*** Opening of SUPPLIED DATA ***

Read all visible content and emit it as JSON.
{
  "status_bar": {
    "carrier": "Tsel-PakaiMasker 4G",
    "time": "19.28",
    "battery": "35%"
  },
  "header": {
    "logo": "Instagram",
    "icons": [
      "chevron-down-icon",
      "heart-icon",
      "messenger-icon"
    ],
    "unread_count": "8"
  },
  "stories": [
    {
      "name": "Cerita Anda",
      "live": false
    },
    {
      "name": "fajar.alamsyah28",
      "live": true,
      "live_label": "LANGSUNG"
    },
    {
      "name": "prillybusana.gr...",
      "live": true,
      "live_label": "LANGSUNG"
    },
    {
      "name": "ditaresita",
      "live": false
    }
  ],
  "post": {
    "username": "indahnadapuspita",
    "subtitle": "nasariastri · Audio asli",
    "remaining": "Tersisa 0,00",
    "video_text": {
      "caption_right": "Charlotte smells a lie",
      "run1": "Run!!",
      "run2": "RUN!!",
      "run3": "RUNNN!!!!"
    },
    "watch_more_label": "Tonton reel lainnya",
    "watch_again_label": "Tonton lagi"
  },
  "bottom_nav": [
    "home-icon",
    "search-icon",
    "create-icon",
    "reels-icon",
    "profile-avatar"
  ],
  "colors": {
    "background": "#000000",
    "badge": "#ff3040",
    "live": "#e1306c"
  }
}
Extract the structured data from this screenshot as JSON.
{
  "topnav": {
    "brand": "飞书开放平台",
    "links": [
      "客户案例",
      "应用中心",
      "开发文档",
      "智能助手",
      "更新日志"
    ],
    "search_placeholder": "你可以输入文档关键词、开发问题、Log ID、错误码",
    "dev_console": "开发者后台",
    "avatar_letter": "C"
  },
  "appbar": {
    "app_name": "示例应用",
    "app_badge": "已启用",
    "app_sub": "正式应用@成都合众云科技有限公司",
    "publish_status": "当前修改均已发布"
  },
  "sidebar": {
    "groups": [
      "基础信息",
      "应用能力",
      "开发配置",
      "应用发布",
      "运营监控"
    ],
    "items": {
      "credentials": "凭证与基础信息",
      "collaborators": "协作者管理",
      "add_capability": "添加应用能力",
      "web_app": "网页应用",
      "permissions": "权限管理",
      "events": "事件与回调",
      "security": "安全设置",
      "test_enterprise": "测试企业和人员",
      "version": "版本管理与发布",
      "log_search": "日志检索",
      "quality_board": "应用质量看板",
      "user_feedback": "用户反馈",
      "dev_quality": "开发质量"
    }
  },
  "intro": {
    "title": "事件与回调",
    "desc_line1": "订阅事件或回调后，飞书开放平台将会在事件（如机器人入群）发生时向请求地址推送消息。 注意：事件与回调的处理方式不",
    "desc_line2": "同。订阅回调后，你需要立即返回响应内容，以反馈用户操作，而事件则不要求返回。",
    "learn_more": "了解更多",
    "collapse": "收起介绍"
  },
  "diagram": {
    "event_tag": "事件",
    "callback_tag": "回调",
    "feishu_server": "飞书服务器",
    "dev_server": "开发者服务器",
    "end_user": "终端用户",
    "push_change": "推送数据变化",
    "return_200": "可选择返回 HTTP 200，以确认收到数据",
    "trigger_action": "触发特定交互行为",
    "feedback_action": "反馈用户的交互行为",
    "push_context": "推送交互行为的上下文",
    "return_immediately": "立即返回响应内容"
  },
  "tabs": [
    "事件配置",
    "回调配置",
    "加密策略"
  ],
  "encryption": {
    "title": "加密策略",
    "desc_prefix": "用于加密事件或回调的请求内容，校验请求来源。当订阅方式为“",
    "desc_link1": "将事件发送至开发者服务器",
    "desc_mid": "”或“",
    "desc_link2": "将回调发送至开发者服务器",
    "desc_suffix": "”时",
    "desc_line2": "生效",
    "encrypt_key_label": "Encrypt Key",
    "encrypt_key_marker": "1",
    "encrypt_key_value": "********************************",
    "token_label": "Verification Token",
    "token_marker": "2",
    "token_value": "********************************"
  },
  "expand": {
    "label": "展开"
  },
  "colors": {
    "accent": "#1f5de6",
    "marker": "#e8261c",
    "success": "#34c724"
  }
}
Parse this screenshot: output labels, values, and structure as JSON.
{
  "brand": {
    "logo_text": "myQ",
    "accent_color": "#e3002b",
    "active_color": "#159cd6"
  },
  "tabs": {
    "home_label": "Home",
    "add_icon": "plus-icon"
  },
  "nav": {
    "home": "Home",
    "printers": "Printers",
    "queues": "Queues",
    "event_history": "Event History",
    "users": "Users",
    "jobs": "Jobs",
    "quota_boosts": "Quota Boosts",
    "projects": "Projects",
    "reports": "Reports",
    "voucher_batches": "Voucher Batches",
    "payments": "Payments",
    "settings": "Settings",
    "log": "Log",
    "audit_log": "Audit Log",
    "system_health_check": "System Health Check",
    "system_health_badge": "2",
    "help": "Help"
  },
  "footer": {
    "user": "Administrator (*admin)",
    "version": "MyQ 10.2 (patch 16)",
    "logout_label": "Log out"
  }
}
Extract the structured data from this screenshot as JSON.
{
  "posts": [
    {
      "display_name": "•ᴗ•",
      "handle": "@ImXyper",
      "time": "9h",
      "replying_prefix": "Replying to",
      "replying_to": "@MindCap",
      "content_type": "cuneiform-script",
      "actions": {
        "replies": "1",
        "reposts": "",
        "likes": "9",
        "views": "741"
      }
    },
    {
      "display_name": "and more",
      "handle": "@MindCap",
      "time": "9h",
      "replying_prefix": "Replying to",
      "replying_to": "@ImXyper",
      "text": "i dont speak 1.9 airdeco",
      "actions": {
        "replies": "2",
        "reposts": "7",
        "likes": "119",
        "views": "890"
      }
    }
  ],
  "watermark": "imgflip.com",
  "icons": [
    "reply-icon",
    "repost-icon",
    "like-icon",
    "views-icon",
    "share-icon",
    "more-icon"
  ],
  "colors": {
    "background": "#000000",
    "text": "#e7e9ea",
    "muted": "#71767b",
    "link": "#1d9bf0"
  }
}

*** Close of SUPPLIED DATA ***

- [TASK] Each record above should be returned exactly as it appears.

- [TASK RESULT]
Read all visible content and emit it as JSON.
{
  "status_bar": {
    "carrier": "Tsel-PakaiMasker 4G",
    "time": "19.28",
    "battery": "35%"
  },
  "header": {
    "logo": "Instagram",
    "icons": [
      "chevron-down-icon",
      "heart-icon",
      "messenger-icon"
    ],
    "unread_count": "8"
  },
  "stories": [
    {
      "name": "Cerita Anda",
      "live": false
    },
    {
      "name": "fajar.alamsyah28",
      "live": true,
      "live_label": "LANGSUNG"
    },
    {
      "name": "prillybusana.gr...",
      "live": true,
      "live_label": "LANGSUNG"
    },
    {
      "name": "ditaresita",
      "live": false
    }
  ],
  "post": {
    "username": "indahnadapuspita",
    "subtitle": "nasariastri · Audio asli",
    "remaining": "Tersisa 0,00",
    "video_text": {
      "caption_right": "Charlotte smells a lie",
      "run1": "Run!!",
      "run2": "RUN!!",
      "run3": "RUNNN!!!!"
    },
    "watch_more_label": "Tonton reel lainnya",
    "watch_again_label": "Tonton lagi"
  },
  "bottom_nav": [
    "home-icon",
    "search-icon",
    "create-icon",
    "reels-icon",
    "profile-avatar"
  ],
  "colors": {
    "background": "#000000",
    "badge": "#ff3040",
    "live": "#e1306c"
  }
}
Extract the structured data from this screenshot as JSON.
{
  "topnav": {
    "brand": "飞书开放平台",
    "links": [
      "客户案例",
      "应用中心",
      "开发文档",
      "智能助手",
      "更新日志"
    ],
    "search_placeholder": "你可以输入文档关键词、开发问题、Log ID、错误码",
    "dev_console": "开发者后台",
    "avatar_letter": "C"
  },
  "appbar": {
    "app_name": "示例应用",
    "app_badge": "已启用",
    "app_sub": "正式应用@成都合众云科技有限公司",
    "publish_status": "当前修改均已发布"
  },
  "sidebar": {
    "groups": [
      "基础信息",
      "应用能力",
      "开发配置",
      "应用发布",
      "运营监控"
    ],
    "items": {
      "credentials": "凭证与基础信息",
      "collaborators": "协作者管理",
      "add_capability": "添加应用能力",
      "web_app": "网页应用",
      "permissions": "权限管理",
      "events": "事件与回调",
      "security": "安全设置",
      "test_enterprise": "测试企业和人员",
      "version": "版本管理与发布",
      "log_search": "日志检索",
      "quality_board": "应用质量看板",
      "user_feedback": "用户反馈",
      "dev_quality": "开发质量"
    }
  },
  "intro": {
    "title": "事件与回调",
    "desc_line1": "订阅事件或回调后，飞书开放平台将会在事件（如机器人入群）发生时向请求地址推送消息。 注意：事件与回调的处理方式不",
    "desc_line2": "同。订阅回调后，你需要立即返回响应内容，以反馈用户操作，而事件则不要求返回。",
    "learn_more": "了解更多",
    "collapse": "收起介绍"
  },
  "diagram": {
    "event_tag": "事件",
    "callback_tag": "回调",
    "feishu_server": "飞书服务器",
    "dev_server": "开发者服务器",
    "end_user": "终端用户",
    "push_change": "推送数据变化",
    "return_200": "可选择返回 HTTP 200，以确认收到数据",
    "trigger_action": "触发特定交互行为",
    "feedback_action": "反馈用户的交互行为",
    "push_context": "推送交互行为的上下文",
    "return_immediately": "立即返回响应内容"
  },
  "tabs": [
    "事件配置",
    "回调配置",
    "加密策略"
  ],
  "encryption": {
    "title": "加密策略",
    "desc_prefix": "用于加密事件或回调的请求内容，校验请求来源。当订阅方式为“",
    "desc_link1": "将事件发送至开发者服务器",
    "desc_mid": "”或“",
    "desc_link2": "将回调发送至开发者服务器",
    "desc_suffix": "”时",
    "desc_line2": "生效",
    "encrypt_key_label": "Encrypt Key",
    "encrypt_key_marker": "1",
    "encrypt_key_value": "********************************",
    "token_label": "Verification Token",
    "token_marker": "2",
    "token_value": "********************************"
  },
  "expand": {
    "label": "展开"
  },
  "colors": {
    "accent": "#1f5de6",
    "marker": "#e8261c",
    "success": "#34c724"
  }
}
Parse this screenshot: output labels, values, and structure as JSON.
{
  "brand": {
    "logo_text": "myQ",
    "accent_color": "#e3002b",
    "active_color": "#159cd6"
  },
  "tabs": {
    "home_label": "Home",
    "add_icon": "plus-icon"
  },
  "nav": {
    "home": "Home",
    "printers": "Printers",
    "queues": "Queues",
    "event_history": "Event History",
    "users": "Users",
    "jobs": "Jobs",
    "quota_boosts": "Quota Boosts",
    "projects": "Projects",
    "reports": "Reports",
    "voucher_batches": "Voucher Batches",
    "payments": "Payments",
    "settings": "Settings",
    "log": "Log",
    "audit_log": "Audit Log",
    "system_health_check": "System Health Check",
    "system_health_badge": "2",
    "help": "Help"
  },
  "footer": {
    "user": "Administrator (*admin)",
    "version": "MyQ 10.2 (patch 16)",
    "logout_label": "Log out"
  }
}
Extract the structured data from this screenshot as JSON.
{
  "posts": [
    {
      "display_name": "•ᴗ•",
      "handle": "@ImXyper",
      "time": "9h",
      "replying_prefix": "Replying to",
      "replying_to": "@MindCap",
      "content_type": "cuneiform-script",
      "actions": {
        "replies": "1",
        "reposts": "",
        "likes": "9",
        "views": "741"
      }
    },
    {
      "display_name": "and more",
      "handle": "@MindCap",
      "time": "9h",
      "replying_prefix": "Replying to",
      "replying_to": "@ImXyper",
      "text": "i dont speak 1.9 airdeco",
      "actions": {
        "replies": "2",
        "reposts": "7",
        "likes": "119",
        "views": "890"
      }
    }
  ],
  "watermark": "imgflip.com",
  "icons": [
    "reply-icon",
    "repost-icon",
    "like-icon",
    "views-icon",
    "share-icon",
    "more-icon"
  ],
  "colors": {
    "background": "#000000",
    "text": "#e7e9ea",
    "muted": "#71767b",
    "link": "#1d9bf0"
  }
}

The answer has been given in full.